(Dataset rows describing interfaces)
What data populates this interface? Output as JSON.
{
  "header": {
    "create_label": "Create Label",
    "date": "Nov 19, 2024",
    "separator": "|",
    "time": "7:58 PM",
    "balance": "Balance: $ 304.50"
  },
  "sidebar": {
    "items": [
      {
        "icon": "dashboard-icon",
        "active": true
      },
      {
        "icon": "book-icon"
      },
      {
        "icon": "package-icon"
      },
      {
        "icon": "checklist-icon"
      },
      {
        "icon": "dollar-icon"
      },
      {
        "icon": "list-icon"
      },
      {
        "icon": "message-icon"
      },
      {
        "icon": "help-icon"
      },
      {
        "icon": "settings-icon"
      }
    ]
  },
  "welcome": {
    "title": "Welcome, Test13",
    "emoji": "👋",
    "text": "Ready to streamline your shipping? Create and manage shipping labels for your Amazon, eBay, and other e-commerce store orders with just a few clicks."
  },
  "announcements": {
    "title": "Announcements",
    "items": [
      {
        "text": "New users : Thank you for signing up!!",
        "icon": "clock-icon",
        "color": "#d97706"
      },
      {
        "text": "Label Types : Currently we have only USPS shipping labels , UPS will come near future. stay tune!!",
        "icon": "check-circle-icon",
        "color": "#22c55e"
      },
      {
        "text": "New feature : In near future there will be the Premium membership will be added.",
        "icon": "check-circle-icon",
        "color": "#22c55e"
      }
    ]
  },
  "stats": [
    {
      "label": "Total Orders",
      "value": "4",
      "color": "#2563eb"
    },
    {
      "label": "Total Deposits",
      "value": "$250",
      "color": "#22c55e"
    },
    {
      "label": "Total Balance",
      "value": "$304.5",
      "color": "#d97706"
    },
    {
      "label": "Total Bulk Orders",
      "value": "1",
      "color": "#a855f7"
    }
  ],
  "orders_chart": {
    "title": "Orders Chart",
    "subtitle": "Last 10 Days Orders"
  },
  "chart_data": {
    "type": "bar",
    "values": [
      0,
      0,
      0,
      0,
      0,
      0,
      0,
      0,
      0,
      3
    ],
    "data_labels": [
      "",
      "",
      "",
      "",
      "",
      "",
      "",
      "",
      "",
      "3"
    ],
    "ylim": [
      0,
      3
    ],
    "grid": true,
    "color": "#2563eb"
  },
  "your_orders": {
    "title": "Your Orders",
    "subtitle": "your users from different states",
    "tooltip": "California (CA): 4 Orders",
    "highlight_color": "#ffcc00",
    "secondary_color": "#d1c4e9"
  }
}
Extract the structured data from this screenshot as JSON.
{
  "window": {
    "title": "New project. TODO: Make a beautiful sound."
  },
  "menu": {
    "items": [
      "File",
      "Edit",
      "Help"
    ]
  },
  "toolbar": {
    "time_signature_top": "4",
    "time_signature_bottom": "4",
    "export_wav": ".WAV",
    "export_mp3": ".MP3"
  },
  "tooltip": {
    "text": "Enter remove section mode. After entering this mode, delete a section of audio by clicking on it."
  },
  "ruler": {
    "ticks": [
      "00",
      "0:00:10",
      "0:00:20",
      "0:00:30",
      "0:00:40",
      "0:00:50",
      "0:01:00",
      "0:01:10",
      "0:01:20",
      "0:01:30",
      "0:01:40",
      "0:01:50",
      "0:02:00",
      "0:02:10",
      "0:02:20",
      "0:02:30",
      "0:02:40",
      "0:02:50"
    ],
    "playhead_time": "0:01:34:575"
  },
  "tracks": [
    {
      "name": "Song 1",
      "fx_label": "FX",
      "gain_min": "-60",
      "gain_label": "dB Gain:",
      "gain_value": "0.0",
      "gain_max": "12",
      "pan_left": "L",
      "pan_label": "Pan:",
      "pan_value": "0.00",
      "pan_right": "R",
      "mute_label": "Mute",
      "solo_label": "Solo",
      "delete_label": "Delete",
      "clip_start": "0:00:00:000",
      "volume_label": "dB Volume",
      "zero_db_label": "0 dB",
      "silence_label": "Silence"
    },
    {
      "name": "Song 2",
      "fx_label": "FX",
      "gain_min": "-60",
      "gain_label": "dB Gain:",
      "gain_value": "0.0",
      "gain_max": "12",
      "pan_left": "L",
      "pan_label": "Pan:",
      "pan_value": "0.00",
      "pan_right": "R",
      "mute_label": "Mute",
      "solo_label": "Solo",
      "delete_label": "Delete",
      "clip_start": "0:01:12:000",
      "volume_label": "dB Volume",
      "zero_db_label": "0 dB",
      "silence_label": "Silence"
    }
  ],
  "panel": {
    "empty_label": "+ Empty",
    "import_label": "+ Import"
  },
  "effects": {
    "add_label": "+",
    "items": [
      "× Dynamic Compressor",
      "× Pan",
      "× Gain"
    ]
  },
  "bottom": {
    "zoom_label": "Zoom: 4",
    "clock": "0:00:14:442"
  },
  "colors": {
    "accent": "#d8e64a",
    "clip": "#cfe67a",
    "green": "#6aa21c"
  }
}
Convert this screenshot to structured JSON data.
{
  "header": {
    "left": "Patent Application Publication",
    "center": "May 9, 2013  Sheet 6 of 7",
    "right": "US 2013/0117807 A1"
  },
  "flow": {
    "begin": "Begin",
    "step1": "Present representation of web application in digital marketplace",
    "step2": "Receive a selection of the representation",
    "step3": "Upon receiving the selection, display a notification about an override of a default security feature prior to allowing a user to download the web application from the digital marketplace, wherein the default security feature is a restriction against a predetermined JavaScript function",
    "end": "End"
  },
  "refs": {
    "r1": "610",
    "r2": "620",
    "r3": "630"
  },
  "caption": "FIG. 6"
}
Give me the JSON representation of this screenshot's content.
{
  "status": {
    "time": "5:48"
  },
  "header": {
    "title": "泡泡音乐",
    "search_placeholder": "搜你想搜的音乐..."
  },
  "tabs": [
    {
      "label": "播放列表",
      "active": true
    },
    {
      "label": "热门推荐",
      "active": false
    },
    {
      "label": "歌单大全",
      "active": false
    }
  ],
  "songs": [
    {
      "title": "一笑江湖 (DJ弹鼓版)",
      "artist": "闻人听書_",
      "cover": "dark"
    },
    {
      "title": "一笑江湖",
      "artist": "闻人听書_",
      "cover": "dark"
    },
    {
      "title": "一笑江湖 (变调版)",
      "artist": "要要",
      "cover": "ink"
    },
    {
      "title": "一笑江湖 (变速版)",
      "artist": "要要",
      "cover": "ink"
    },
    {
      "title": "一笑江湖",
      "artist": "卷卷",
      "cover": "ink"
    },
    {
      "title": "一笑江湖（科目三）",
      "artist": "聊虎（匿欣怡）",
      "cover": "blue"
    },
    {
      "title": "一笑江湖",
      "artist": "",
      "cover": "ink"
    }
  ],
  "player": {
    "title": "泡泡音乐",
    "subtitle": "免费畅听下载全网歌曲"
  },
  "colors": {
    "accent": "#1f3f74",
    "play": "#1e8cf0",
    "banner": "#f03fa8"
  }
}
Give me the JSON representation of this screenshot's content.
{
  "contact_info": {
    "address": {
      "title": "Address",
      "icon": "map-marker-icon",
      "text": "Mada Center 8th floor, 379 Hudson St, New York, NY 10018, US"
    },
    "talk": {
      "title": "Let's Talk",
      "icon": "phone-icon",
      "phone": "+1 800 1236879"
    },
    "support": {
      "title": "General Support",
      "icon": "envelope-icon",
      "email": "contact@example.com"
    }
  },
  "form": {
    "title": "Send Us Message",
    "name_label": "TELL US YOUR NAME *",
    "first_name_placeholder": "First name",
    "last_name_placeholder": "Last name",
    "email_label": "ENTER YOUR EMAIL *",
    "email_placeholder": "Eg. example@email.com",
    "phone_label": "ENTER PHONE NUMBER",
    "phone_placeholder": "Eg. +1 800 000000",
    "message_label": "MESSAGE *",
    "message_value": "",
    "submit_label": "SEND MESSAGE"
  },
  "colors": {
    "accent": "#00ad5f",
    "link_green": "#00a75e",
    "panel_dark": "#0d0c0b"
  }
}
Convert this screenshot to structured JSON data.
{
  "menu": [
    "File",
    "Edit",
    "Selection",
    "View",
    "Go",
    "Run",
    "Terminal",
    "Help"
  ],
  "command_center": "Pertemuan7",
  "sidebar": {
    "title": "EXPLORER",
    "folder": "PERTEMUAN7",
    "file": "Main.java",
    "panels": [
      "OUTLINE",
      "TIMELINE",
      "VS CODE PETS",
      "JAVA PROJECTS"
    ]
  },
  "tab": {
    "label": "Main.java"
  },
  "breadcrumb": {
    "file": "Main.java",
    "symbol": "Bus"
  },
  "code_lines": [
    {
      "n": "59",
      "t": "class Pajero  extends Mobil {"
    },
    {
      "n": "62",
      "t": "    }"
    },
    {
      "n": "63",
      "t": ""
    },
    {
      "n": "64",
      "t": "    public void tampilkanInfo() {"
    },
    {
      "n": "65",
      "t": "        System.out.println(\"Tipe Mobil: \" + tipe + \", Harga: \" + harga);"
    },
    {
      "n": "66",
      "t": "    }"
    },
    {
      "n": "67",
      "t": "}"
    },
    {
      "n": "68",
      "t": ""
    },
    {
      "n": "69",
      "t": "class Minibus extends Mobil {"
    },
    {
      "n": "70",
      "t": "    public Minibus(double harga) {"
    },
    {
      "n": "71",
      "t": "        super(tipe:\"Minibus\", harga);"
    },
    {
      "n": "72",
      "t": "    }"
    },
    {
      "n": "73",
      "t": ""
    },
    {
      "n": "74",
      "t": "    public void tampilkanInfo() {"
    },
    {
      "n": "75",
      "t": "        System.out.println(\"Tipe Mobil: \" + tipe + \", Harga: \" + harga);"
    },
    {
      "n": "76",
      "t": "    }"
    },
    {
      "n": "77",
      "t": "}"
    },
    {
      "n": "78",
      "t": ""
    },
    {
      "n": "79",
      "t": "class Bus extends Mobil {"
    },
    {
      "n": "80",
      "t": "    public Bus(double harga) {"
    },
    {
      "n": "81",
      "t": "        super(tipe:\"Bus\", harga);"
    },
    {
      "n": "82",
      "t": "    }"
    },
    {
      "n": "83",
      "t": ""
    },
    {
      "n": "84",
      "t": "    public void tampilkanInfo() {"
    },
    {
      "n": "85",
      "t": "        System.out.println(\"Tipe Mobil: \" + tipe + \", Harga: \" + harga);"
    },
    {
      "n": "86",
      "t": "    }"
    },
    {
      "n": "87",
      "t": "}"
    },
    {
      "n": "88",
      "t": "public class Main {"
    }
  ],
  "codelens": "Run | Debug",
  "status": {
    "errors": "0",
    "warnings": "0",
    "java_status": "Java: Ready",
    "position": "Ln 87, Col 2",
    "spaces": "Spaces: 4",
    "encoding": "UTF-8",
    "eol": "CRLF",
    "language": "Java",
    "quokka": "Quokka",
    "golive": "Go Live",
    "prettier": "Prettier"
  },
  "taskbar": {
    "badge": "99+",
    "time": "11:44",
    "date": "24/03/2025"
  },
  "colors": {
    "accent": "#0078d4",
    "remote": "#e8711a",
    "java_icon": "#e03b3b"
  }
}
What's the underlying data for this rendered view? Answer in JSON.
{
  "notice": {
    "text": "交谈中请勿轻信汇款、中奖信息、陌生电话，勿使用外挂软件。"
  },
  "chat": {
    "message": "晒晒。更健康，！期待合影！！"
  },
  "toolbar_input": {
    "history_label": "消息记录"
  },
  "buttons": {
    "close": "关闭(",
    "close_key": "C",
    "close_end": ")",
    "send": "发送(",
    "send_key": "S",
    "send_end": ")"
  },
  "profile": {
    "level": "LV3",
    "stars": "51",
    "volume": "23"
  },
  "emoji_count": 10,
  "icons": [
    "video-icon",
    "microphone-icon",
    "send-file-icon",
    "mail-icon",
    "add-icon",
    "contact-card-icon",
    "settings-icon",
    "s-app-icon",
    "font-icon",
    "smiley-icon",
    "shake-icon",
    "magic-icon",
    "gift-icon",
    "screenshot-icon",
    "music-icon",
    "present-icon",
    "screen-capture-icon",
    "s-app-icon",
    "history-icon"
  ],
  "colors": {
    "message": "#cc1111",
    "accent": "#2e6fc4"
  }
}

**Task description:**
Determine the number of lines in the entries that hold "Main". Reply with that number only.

**Result below:**
4